Editor’s Note: Deadline’s Read the Screenplay series makes its debut and celebrates the movie scripts that will be factors in this year’s movie prize race.
Most Hollywood disaster films are about mankind’s heroic efforts to avert a crisis. From Imposing Hell at Independence Day, Armageddon and Deep impact, films generally show that humanity triumphs and perseveres. Do not seek is not that kind of movie.
At Adam McKay’s Do not seek, scientists Dr Randall Mindy (Leonardo DiCaprio) and Kate Dibiasky (Jennifer Lawrence) discover a comet heading towards Earth. When they alert President Orlean (Meryl Streep), they are frustrated to find that she and her team dismiss their warnings. Mindy and Dibiasky find the media even less receptive to the looming crisis.
McKay and David Sirota’s story and McKay’s screenplay satirize the forces that fail to respond to a preventable crisis. Politics, media, science deniers, and corporate interests thwart Mindy and Dibiasky’s attempts to save the world from this cataclysmic comet.
Do not seek is a satire of real environmental concerns such as climate change. In the script, McKay exaggerates how institutions refuse to tackle science. In real political life, that might mean voting against environmental bills. In Do not seek, the staff of Orleans blatantly changes their position on the comet to serve their re-election.
DiCaprio has used his platform to promote environmental initiatives in real life. The actor said he is looking for an environmental themed film and is considering Do not seek “A once in a lifetime opportunity.”
McKay said his early script drafts were dramatic. He was inspired by the 2019 book Uninhabited Earth, David Wallace-Wells’ analysis of the climate crisis. McKay collaborated with reporter Sirota, who had the idea that a comet could be the metaphor.
Covid-19 pandemic began before McKay filming Do not seek. He said the public and political reaction to the pandemic was wilder than its first drafts. So, he was inspired to make the movie “15 Percent Crazier”.
Do not seek played in theaters from December 10 and premiered on Netflix on December 24, where it has already broken Netflix records with over 152 million hours of streaming.

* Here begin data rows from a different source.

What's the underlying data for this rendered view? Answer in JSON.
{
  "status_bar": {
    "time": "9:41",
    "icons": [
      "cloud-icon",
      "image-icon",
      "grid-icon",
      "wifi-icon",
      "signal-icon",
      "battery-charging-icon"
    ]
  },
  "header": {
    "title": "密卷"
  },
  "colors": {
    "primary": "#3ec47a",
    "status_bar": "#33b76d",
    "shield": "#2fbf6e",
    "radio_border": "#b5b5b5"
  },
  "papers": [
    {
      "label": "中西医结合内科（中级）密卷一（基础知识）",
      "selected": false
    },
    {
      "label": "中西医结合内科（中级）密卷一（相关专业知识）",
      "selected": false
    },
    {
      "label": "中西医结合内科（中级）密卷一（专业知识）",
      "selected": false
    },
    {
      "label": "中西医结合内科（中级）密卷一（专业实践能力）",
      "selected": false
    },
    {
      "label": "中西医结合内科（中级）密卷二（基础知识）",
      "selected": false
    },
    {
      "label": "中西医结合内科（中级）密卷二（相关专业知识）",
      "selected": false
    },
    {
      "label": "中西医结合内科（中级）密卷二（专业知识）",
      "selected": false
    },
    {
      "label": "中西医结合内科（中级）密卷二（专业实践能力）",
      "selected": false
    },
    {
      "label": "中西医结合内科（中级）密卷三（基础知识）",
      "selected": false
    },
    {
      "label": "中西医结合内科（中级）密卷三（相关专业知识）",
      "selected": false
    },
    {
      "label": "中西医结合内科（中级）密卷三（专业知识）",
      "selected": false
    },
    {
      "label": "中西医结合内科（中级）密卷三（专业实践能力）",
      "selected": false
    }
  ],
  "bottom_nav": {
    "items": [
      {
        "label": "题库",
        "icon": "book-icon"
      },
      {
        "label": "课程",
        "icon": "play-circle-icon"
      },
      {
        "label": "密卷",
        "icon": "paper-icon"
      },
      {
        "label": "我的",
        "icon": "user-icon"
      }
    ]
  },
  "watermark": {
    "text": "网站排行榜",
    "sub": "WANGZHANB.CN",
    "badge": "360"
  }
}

It won the AFI award for one of its films of the year and is among the best films of the year by the National Board of Review. It has six Critics Choice nominations and four Golden Globe nominations.
Click below to read McKay’s screenplay.